Me on The Color of Earth:
With the depressing collapse of the Minx imprint line of comics for teen girls started by DC comics, I am always on the lookout for exceptional (or really any) comics and graphic novels for females, teen or otherwise. Which is why I am looking forward to this summer in publishing, if only for the next two installments of Kim Dong Hwa's trilogy, beginning with The Color of Earth.
I read this beautiful graphic novel quickly at first and realized that I had slowed down just to match the floating pace of the story. This is a beautiful and evocative tale set in 19th cen. pastoral Korea. Ehwa, over the course of several seasons (you really get a feel for the changing of the seasons in the story), comes of age and learns about the mystery of intimacy. Hwa uses natural imagery and parables to explain love and relationships, men and women.
Ehwa's mother runs a tavern and is single, her virtue questioned and gossiped about. Ehwa struggles to understand the men in her life and the way they behave very differently to women.
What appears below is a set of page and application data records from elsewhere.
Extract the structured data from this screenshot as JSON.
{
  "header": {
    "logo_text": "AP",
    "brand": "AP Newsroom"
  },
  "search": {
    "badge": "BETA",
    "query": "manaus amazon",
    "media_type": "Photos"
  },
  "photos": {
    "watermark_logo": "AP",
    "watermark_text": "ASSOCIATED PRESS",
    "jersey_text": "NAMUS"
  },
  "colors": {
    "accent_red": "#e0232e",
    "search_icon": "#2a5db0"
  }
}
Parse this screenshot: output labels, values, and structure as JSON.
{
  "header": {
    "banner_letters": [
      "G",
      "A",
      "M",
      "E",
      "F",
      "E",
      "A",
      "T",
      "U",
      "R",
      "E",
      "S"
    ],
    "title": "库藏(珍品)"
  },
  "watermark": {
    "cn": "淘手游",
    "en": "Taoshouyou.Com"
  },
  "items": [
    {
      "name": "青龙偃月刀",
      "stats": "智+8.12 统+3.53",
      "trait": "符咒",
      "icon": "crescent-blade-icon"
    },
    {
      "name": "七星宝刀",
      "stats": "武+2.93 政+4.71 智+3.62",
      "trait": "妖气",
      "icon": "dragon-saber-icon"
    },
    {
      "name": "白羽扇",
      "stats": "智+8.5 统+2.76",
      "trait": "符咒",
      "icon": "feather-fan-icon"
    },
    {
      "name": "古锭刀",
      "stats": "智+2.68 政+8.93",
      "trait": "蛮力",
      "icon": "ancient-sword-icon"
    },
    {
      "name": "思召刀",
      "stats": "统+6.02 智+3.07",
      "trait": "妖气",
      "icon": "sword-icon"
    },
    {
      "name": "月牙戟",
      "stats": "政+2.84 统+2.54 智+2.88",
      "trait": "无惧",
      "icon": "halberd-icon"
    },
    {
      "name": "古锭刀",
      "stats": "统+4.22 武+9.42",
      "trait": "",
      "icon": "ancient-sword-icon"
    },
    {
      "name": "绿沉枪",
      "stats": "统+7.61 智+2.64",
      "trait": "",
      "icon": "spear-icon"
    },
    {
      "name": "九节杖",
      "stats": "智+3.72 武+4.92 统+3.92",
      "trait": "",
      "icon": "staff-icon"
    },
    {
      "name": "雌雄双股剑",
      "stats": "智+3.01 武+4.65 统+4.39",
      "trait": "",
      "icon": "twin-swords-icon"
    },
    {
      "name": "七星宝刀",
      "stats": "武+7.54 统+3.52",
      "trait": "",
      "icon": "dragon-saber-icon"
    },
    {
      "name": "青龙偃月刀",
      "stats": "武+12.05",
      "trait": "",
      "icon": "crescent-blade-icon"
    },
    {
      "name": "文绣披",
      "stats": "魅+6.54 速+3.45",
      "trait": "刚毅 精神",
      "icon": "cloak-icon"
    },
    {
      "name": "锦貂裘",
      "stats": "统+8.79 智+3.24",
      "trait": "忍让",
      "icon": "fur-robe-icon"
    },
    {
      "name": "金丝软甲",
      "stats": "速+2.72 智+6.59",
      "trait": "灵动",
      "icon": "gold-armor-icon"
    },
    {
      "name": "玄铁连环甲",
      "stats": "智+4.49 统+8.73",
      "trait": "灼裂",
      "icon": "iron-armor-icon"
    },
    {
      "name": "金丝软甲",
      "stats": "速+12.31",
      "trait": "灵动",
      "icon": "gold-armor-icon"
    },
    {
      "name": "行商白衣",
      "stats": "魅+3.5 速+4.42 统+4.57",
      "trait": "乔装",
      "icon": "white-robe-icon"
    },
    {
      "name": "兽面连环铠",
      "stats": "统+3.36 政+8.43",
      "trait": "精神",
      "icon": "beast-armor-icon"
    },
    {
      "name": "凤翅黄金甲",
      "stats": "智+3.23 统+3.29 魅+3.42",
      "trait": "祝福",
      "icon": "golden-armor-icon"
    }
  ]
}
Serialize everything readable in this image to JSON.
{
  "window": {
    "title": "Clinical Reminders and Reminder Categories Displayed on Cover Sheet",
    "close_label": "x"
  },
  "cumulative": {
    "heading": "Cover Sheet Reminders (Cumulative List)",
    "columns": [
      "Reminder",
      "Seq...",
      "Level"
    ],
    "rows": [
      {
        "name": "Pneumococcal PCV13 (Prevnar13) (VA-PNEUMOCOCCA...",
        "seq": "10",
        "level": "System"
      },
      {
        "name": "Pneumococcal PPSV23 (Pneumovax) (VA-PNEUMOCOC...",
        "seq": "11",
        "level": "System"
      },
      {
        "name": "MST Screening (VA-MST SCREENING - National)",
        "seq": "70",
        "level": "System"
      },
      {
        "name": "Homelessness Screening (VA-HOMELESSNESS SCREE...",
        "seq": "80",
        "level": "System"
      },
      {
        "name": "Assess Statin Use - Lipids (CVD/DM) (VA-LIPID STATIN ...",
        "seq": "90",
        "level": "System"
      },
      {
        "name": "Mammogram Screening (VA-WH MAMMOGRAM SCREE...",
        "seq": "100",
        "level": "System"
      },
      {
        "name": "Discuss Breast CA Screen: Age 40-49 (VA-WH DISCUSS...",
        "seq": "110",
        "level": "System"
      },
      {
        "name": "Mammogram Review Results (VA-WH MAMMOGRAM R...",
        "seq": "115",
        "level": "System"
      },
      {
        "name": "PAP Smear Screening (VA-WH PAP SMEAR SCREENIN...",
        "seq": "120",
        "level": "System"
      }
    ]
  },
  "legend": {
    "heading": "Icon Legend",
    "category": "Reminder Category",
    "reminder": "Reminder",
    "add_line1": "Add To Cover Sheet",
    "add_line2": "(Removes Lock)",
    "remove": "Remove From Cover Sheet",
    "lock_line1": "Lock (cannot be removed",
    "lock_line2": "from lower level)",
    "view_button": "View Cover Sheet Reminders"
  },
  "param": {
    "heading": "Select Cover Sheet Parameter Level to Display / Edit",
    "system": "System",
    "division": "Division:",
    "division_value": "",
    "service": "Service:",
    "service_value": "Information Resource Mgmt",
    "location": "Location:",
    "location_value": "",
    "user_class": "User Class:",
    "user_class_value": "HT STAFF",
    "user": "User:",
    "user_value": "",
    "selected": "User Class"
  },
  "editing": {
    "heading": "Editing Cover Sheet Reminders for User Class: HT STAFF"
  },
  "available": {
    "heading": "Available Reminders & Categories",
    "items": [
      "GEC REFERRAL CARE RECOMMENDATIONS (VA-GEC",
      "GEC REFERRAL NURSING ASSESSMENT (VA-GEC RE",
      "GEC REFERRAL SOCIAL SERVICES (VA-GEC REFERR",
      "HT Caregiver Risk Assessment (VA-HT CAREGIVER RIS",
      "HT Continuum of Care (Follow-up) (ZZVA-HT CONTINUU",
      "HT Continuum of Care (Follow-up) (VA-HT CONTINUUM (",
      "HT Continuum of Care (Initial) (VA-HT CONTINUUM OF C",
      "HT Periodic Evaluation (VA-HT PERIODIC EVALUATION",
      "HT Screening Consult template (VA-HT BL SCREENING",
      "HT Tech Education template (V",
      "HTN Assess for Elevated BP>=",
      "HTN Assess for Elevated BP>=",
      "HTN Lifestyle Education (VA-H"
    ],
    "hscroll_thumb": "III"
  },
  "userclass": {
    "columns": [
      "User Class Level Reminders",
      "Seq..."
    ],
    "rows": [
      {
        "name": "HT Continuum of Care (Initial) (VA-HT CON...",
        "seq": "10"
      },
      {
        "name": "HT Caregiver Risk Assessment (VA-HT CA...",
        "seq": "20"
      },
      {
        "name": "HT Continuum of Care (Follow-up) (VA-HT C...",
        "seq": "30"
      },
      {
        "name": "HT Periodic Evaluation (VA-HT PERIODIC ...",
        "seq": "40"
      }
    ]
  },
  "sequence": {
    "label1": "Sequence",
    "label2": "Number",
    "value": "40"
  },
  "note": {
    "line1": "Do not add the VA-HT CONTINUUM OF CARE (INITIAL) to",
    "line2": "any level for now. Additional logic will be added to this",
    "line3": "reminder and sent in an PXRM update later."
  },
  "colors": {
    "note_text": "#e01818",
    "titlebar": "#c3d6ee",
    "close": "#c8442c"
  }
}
The tavern men are lecherous and aggressive with her mother, but the young monk she meets on the road is sweet and unassuming.
This is a very lovely and insightful book. I'm really looking forward to the next two in the series, The Color of Water (out in June) and The Color of Heaven (out in September).
Check out the Minx line as well. Most of them are still available and in stock at the store. They are smart and egdy little comics for girls ages 15 and up. Cecil Castellucci's The Plain Janes and Janes in Love are my personal favorites.
Me on The Color of Water:
Oh Ehwa, you are so snarky and pining at times, and still a great character!
The Color of Water just came in, sequel to The Color of Earth, and my to-be-reading pile was brushed to the side as I simply ate this book up.
In Color of Earth, Ehwa was left with a massive crush on two boys, the Buddhist monk in training and the golden farm boy. As this book opens she continues in her confusion, which seems more gentle and playful than moping or obsessive, when Duksam catches her bathing, ostensibly looking to fix his “broken belt”.
I completely had a crush on Duksam! I liked him more than the monk and the glow-y farm boy. I enjoyed reading about their budding romance, even as Ehwa’s mom pines for her seemingly lost Painter Man. The snark on Ehwa’s account comes when she starts in on her mom about her taste in travelling men and she even compares the painter man’s looks to those of her own Duksam. She can be a real jerk in this volume, but she is feeling her way into her developing womanhood.
The hilarious and precocious Bongsoon plays a bigger part in this story, too, as closest gal pal after their other friend is married off to a 7 year old (it happened). Ehwa is reminded of how lucky she is that her mother cares for her so much and wishes her to choose marriage for love. This freedom is put to the test when Ehwa’s mom receives a visit and a tempting offer.
The way this book ends is frustrating, causing me to throw my hands to the skies and yell “Why, Duksam, why!?”, but I will quietly wait like Ehwa, softly confused, until The Color of Heaven reaches me (August).